TASK BRIEF: Check every line of the data below for the string "JSON", and copy the ones that hold it.
- - - -
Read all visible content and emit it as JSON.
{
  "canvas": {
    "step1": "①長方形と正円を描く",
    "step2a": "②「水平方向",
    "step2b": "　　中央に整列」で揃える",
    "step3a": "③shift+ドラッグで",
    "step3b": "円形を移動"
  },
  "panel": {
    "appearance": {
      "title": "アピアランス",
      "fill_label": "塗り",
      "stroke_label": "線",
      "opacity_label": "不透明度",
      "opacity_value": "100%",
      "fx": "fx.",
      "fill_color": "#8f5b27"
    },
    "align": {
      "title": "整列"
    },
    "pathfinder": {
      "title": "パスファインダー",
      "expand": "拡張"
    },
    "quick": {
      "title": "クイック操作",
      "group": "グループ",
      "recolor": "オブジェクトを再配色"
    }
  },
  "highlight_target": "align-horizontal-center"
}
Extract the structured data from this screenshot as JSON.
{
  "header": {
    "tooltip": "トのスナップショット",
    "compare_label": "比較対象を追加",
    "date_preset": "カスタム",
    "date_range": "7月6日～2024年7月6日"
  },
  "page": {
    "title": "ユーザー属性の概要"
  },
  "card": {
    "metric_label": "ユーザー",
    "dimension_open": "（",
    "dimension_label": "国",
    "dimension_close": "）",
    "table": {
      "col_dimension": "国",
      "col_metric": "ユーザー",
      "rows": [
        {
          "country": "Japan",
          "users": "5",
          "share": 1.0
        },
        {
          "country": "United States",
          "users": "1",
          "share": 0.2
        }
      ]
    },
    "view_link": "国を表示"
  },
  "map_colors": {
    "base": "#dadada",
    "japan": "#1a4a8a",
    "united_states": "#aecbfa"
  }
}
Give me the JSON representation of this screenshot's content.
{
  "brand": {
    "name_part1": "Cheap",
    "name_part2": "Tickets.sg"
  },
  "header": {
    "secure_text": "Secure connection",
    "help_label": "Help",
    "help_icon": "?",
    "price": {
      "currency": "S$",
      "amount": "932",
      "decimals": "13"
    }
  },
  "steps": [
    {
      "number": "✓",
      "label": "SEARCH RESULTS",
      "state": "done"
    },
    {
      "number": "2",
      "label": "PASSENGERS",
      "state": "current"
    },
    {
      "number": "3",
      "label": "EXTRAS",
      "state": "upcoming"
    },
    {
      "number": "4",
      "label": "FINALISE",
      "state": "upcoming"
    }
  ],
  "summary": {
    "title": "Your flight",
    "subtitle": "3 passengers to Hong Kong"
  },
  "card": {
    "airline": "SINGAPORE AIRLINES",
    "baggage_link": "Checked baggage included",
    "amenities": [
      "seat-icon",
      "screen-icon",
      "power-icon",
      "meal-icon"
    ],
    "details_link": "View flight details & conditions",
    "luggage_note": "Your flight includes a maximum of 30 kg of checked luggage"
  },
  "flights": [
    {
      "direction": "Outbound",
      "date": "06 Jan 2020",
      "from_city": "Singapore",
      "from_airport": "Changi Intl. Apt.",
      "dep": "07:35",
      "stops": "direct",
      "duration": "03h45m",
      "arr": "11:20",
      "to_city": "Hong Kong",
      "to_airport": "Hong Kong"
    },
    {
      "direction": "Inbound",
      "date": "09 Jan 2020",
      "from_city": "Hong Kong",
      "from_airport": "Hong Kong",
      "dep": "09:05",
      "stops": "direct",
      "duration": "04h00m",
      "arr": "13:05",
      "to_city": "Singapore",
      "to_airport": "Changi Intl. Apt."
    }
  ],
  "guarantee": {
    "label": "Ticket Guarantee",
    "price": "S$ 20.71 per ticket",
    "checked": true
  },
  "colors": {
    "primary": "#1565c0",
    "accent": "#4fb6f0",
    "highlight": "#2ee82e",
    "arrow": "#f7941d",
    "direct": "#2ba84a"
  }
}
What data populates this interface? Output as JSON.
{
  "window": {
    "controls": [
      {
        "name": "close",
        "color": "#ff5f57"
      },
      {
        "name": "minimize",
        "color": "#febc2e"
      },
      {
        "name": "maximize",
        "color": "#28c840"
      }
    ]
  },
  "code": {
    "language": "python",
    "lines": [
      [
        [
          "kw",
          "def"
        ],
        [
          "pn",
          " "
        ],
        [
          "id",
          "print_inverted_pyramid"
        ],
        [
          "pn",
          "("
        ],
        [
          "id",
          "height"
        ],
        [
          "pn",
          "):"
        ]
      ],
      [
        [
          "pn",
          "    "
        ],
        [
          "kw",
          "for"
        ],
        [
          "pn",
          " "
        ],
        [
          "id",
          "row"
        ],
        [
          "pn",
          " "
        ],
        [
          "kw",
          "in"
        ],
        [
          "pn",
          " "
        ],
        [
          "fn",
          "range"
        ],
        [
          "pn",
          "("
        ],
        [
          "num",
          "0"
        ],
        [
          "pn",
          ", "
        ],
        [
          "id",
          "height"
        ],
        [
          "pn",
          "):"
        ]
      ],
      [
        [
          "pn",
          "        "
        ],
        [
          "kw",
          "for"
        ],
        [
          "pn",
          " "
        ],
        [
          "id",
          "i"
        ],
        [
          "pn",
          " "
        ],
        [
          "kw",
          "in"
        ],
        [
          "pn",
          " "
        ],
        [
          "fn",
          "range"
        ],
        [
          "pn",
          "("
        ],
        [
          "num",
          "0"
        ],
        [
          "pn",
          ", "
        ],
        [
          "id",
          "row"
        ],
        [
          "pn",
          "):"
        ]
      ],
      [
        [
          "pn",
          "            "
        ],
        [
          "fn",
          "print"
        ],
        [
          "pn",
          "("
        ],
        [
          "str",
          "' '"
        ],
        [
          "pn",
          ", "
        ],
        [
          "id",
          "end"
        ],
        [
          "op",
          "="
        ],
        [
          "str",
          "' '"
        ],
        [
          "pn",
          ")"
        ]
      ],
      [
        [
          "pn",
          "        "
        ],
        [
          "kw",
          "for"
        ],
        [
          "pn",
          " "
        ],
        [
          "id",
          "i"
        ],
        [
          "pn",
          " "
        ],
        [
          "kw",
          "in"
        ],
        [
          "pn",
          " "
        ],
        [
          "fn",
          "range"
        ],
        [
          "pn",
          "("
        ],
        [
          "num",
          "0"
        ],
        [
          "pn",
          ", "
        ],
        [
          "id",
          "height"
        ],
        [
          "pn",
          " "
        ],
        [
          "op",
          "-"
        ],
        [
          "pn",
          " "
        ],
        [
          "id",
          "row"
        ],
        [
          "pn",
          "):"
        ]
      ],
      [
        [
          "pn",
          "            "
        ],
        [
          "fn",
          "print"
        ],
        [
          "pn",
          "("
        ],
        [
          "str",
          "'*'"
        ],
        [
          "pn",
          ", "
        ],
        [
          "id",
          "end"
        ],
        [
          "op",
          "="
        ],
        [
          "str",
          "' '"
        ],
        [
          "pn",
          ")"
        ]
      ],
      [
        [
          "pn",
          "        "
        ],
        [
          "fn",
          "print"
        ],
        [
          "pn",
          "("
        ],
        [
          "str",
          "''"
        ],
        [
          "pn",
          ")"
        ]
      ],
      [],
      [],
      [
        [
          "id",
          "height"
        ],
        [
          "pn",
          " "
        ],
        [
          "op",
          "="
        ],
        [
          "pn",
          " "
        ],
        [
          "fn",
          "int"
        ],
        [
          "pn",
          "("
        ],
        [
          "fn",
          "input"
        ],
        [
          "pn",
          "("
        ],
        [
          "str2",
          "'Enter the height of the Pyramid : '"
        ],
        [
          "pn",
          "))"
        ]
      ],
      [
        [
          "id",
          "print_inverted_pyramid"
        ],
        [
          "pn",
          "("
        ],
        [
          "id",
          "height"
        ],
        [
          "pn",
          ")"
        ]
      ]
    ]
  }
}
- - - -
OUTPUT FOR THIS EXERCISE:
Read all visible content and emit it as JSON.
Extract the structured data from this screenshot as JSON.
Give me the JSON representation of this screenshot's content.
What data populates this interface? Output as JSON.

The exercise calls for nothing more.